The Bangladesh government has imposed restrictions barring the entry of 69 Russian ships into its maritime waters in line with US and EU sanctions. This means that Russian vessels will not be able to bring in shipments of imports, stop for fuelling, anchor in the area, or even use sea routes.
The government has sent notices to the relevant ministries, agencies, ports, shipping services, and international organisations regarding the new restrictions.
As a result of these new sanctions, Bangladesh will find it difficult to conduct any trade with Russia.
Bangladesh’s most expensive mega project, the Rooppur nuclear power plant, is being built with the support of Russia. A significant portion of the equipment and materials for that project is imported from Russia. Recently, a shipment from Russia carrying materials for the project was barred from entering Bangladesh’s maritime boundary amid diplomatic pressure from the US.
The ship attempted to dock at India’s Haldia Port to deliver its shipment but was turned away there too. It eventually returned to Russia with its cargo.
“At the request of the Ministry of Foreign Affairs, the 69 vessels from Russia which were embargoed by the United States have been banned from entering ports in Bangladesh,” said Captain Sabbir Mahmood, registrar of Bangladesh ships at the Mercantile Marine Office, citing the content of the notice.
The ban covers a wide range of ships, including oil tankers and cargo vessels, operated by seven companies. The restrictions mean that no import or shipping agents can import goods from any country using these Russian ships.

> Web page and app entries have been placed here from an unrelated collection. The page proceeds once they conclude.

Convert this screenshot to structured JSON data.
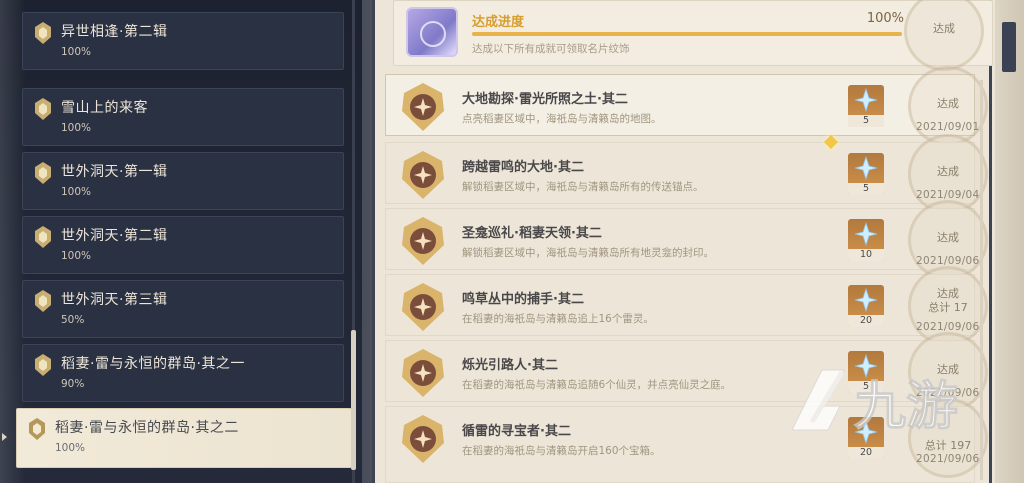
{
  "sidebar": {
    "categories": [
      {
        "name": "异世相逢·第二辑",
        "percent": "100%"
      },
      {
        "name": "雪山上的来客",
        "percent": "100%"
      },
      {
        "name": "世外洞天·第一辑",
        "percent": "100%"
      },
      {
        "name": "世外洞天·第二辑",
        "percent": "100%"
      },
      {
        "name": "世外洞天·第三辑",
        "percent": "50%"
      },
      {
        "name": "稻妻·雷与永恒的群岛·其之一",
        "percent": "90%"
      },
      {
        "name": "稻妻·雷与永恒的群岛·其之二",
        "percent": "100%",
        "selected": true
      }
    ]
  },
  "progress": {
    "title": "达成进度",
    "percent": "100%",
    "fill_fraction": 1.0,
    "description": "达成以下所有成就可领取名片纹饰",
    "stamp_label": "达成"
  },
  "achievements": [
    {
      "title": "大地勘探·雷光所照之土·其二",
      "desc": "点亮稻妻区域中，海祇岛与清籁岛的地图。",
      "reward": "5",
      "stamp": "达成",
      "total": "",
      "date": "2021/09/01"
    },
    {
      "title": "跨越雷鸣的大地·其二",
      "desc": "解锁稻妻区域中，海祇岛与清籁岛所有的传送锚点。",
      "reward": "5",
      "stamp": "达成",
      "total": "",
      "date": "2021/09/04"
    },
    {
      "title": "圣龛巡礼·稻妻天领·其二",
      "desc": "解锁稻妻区域中，海祇岛与清籁岛所有地灵龛的封印。",
      "reward": "10",
      "stamp": "达成",
      "total": "",
      "date": "2021/09/06"
    },
    {
      "title": "鸣草丛中的捕手·其二",
      "desc": "在稻妻的海祇岛与清籁岛追上16个雷灵。",
      "reward": "20",
      "stamp": "达成",
      "total": "总计 17",
      "date": "2021/09/06"
    },
    {
      "title": "烁光引路人·其二",
      "desc": "在稻妻的海祇岛与清籁岛追随6个仙灵，并点亮仙灵之庭。",
      "reward": "5",
      "stamp": "达成",
      "total": "",
      "date": "2021/09/06"
    },
    {
      "title": "循雷的寻宝者·其二",
      "desc": "在稻妻的海祇岛与清籁岛开启160个宝箱。",
      "reward": "20",
      "stamp": "",
      "total": "总计 197",
      "date": "2021/09/06"
    }
  ],
  "watermark": {
    "text": "九游"
  },
  "colors": {
    "accent": "#d79e2d",
    "panel_bg": "#ece5d8",
    "sidebar_bg": "#242a39"
  }
}
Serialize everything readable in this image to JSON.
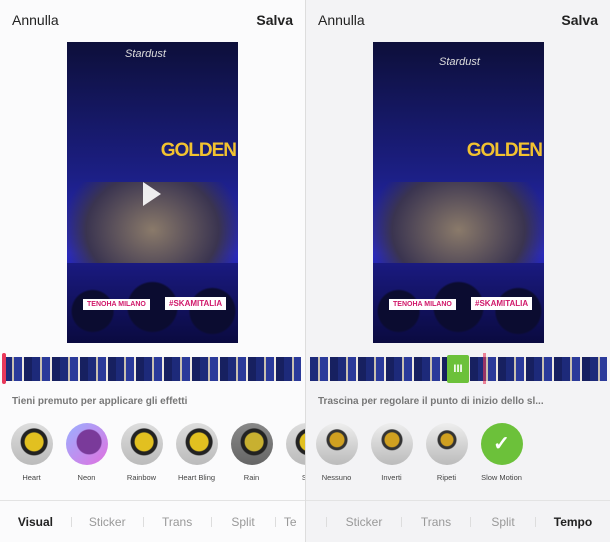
{
  "left": {
    "cancel": "Annulla",
    "save": "Salva",
    "video": {
      "banner": "GOLDEN",
      "logo": "Stardust",
      "tag_location": "TENOHA MILANO",
      "tag_hashtag": "#SKAMITALIA"
    },
    "caption": "Tieni premuto per applicare gli effetti",
    "effects": [
      {
        "label": "Heart"
      },
      {
        "label": "Neon"
      },
      {
        "label": "Rainbow"
      },
      {
        "label": "Heart Bling"
      },
      {
        "label": "Rain"
      },
      {
        "label": "Sn"
      }
    ],
    "tabs": [
      {
        "label": "Visual",
        "active": true
      },
      {
        "label": "Sticker"
      },
      {
        "label": "Trans"
      },
      {
        "label": "Split"
      },
      {
        "label": "Te"
      }
    ]
  },
  "right": {
    "cancel": "Annulla",
    "save": "Salva",
    "video": {
      "banner": "GOLDEN",
      "logo": "Stardust",
      "tag_location": "TENOHA MILANO",
      "tag_hashtag": "#SKAMITALIA"
    },
    "caption": "Trascina per regolare il punto di inizio dello sl...",
    "effects": [
      {
        "label": "Nessuno"
      },
      {
        "label": "Inverti"
      },
      {
        "label": "Ripeti"
      },
      {
        "label": "Slow Motion",
        "selected": true
      }
    ],
    "tabs": [
      {
        "label": "Sticker"
      },
      {
        "label": "Trans"
      },
      {
        "label": "Split"
      },
      {
        "label": "Tempo",
        "active": true
      }
    ]
  },
  "colors": {
    "accent_green": "#6cc13a",
    "playhead_red": "#e8385a"
  }
}
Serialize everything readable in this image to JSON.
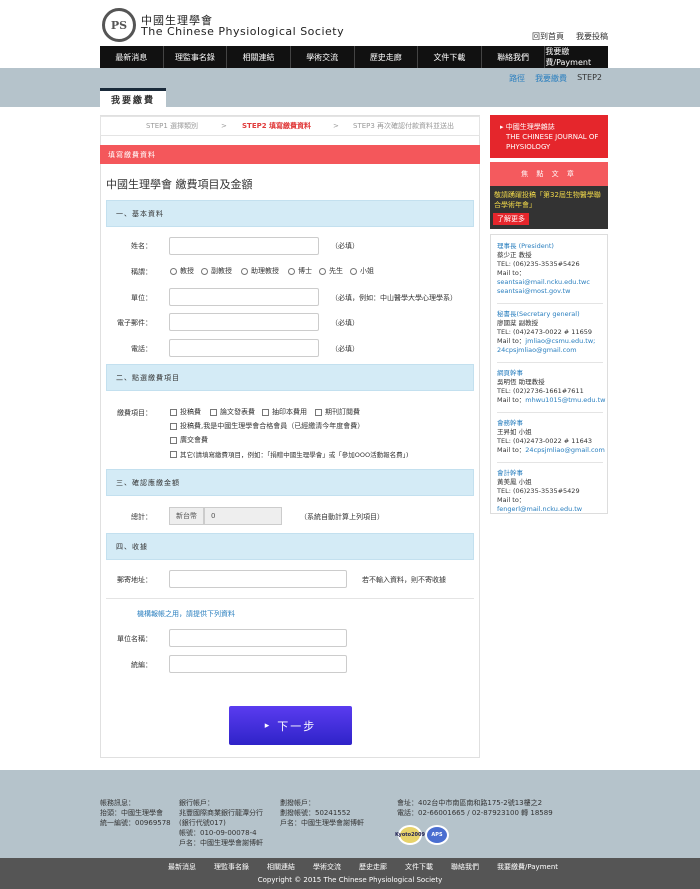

“The ban on ships bearing the Russian flag was jointly imposed by the United States and the European Union,” said Azam J Chowdhury, chairman of the Bangladesh Ocean Going Shipowners Association, or BOGSA. “If any product comes to Bangladesh on these ships, then Bangladesh will also be added to the ban. The bulk of our international trade is with the EU and the US.”
The sanctions were imposed due to Russia’s ongoing invasion of Ukraine.
“As such, we believe that in the overall assessment of the interests of Bangladeshi businesses, the Russia situation will not significantly impact the transportation of goods for global trade.”
Bangladesh has 197 ships that travel in the deep sea, accounting for less than 10 percent of the country’s total trade in international goods.
If Bangladesh businesses stay abreast of the situation, the ban should not have a significant impact on shipping or costs, the BOGSA chief said.
However, some import agents who have had long working relationships with these Russian vessels may be impacted, Azam noted.
Russia is not on the list of the top 20 countries that Bangladesh trades with, according to data from Bangladesh Bank. Nearly 87 percent of all imports come from those countries.
Bangladesh mainly imports wheat and petroleum products from Russia and exports garments to the country.